Material to process Start Marker
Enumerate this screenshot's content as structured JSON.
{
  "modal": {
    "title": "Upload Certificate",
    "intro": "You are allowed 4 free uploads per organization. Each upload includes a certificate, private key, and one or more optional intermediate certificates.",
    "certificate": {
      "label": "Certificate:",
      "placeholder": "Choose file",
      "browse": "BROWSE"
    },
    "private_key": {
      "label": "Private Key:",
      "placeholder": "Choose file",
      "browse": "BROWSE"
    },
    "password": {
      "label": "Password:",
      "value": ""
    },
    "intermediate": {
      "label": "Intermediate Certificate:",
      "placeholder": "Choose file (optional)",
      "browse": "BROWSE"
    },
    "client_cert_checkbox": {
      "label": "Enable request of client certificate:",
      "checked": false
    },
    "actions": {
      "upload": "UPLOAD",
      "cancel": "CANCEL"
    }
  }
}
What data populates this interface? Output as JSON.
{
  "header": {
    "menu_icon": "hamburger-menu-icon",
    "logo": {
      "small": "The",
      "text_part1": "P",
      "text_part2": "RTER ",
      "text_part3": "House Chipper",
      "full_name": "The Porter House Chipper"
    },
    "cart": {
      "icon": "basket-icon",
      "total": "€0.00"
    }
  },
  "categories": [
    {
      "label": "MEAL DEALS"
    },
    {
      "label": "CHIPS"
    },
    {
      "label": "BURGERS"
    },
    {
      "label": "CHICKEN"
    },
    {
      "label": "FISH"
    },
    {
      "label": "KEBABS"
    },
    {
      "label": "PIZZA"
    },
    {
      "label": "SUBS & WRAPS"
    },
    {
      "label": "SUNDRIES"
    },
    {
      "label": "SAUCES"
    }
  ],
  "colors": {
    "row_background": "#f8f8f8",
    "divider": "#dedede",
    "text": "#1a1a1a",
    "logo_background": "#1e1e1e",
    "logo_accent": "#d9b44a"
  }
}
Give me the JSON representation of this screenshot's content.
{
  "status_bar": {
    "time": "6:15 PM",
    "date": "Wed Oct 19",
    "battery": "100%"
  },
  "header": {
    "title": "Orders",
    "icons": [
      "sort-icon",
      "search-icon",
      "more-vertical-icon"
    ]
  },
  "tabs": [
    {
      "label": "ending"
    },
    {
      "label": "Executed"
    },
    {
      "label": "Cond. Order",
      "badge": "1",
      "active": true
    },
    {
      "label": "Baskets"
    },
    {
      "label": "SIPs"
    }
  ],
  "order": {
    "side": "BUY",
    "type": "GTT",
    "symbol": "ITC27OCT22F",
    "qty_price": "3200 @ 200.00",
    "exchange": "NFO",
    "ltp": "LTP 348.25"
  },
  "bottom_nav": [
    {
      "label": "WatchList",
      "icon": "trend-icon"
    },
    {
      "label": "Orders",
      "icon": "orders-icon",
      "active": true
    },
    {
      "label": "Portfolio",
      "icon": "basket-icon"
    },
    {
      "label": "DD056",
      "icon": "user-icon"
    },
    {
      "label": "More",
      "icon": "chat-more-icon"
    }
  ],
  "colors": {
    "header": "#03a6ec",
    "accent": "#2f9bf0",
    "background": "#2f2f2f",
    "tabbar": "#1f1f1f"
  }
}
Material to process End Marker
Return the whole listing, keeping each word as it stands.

Enumerate this screenshot's content as structured JSON.
{
  "modal": {
    "title": "Upload Certificate",
    "intro": "You are allowed 4 free uploads per organization. Each upload includes a certificate, private key, and one or more optional intermediate certificates.",
    "certificate": {
      "label": "Certificate:",
      "placeholder": "Choose file",
      "browse": "BROWSE"
    },
    "private_key": {
      "label": "Private Key:",
      "placeholder": "Choose file",
      "browse": "BROWSE"
    },
    "password": {
      "label": "Password:",
      "value": ""
    },
    "intermediate": {
      "label": "Intermediate Certificate:",
      "placeholder": "Choose file (optional)",
      "browse": "BROWSE"
    },
    "client_cert_checkbox": {
      "label": "Enable request of client certificate:",
      "checked": false
    },
    "actions": {
      "upload": "UPLOAD",
      "cancel": "CANCEL"
    }
  }
}
What data populates this interface? Output as JSON.
{
  "header": {
    "menu_icon": "hamburger-menu-icon",
    "logo": {
      "small": "The",
      "text_part1": "P",
      "text_part2": "RTER ",
      "text_part3": "House Chipper",
      "full_name": "The Porter House Chipper"
    },
    "cart": {
      "icon": "basket-icon",
      "total": "€0.00"
    }
  },
  "categories": [
    {
      "label": "MEAL DEALS"
    },
    {
      "label": "CHIPS"
    },
    {
      "label": "BURGERS"
    },
    {
      "label": "CHICKEN"
    },
    {
      "label": "FISH"
    },
    {
      "label": "KEBABS"
    },
    {
      "label": "PIZZA"
    },
    {
      "label": "SUBS & WRAPS"
    },
    {
      "label": "SUNDRIES"
    },
    {
      "label": "SAUCES"
    }
  ],
  "colors": {
    "row_background": "#f8f8f8",
    "divider": "#dedede",
    "text": "#1a1a1a",
    "logo_background": "#1e1e1e",
    "logo_accent": "#d9b44a"
  }
}
Give me the JSON representation of this screenshot's content.
{
  "status_bar": {
    "time": "6:15 PM",
    "date": "Wed Oct 19",
    "battery": "100%"
  },
  "header": {
    "title": "Orders",
    "icons": [
      "sort-icon",
      "search-icon",
      "more-vertical-icon"
    ]
  },
  "tabs": [
    {
      "label": "ending"
    },
    {
      "label": "Executed"
    },
    {
      "label": "Cond. Order",
      "badge": "1",
      "active": true
    },
    {
      "label": "Baskets"
    },
    {
      "label": "SIPs"
    }
  ],
  "order": {
    "side": "BUY",
    "type": "GTT",
    "symbol": "ITC27OCT22F",
    "qty_price": "3200 @ 200.00",
    "exchange": "NFO",
    "ltp": "LTP 348.25"
  },
  "bottom_nav": [
    {
      "label": "WatchList",
      "icon": "trend-icon"
    },
    {
      "label": "Orders",
      "icon": "orders-icon",
      "active": true
    },
    {
      "label": "Portfolio",
      "icon": "basket-icon"
    },
    {
      "label": "DD056",
      "icon": "user-icon"
    },
    {
      "label": "More",
      "icon": "chat-more-icon"
    }
  ],
  "colors": {
    "header": "#03a6ec",
    "accent": "#2f9bf0",
    "background": "#2f2f2f",
    "tabbar": "#1f1f1f"
  }
}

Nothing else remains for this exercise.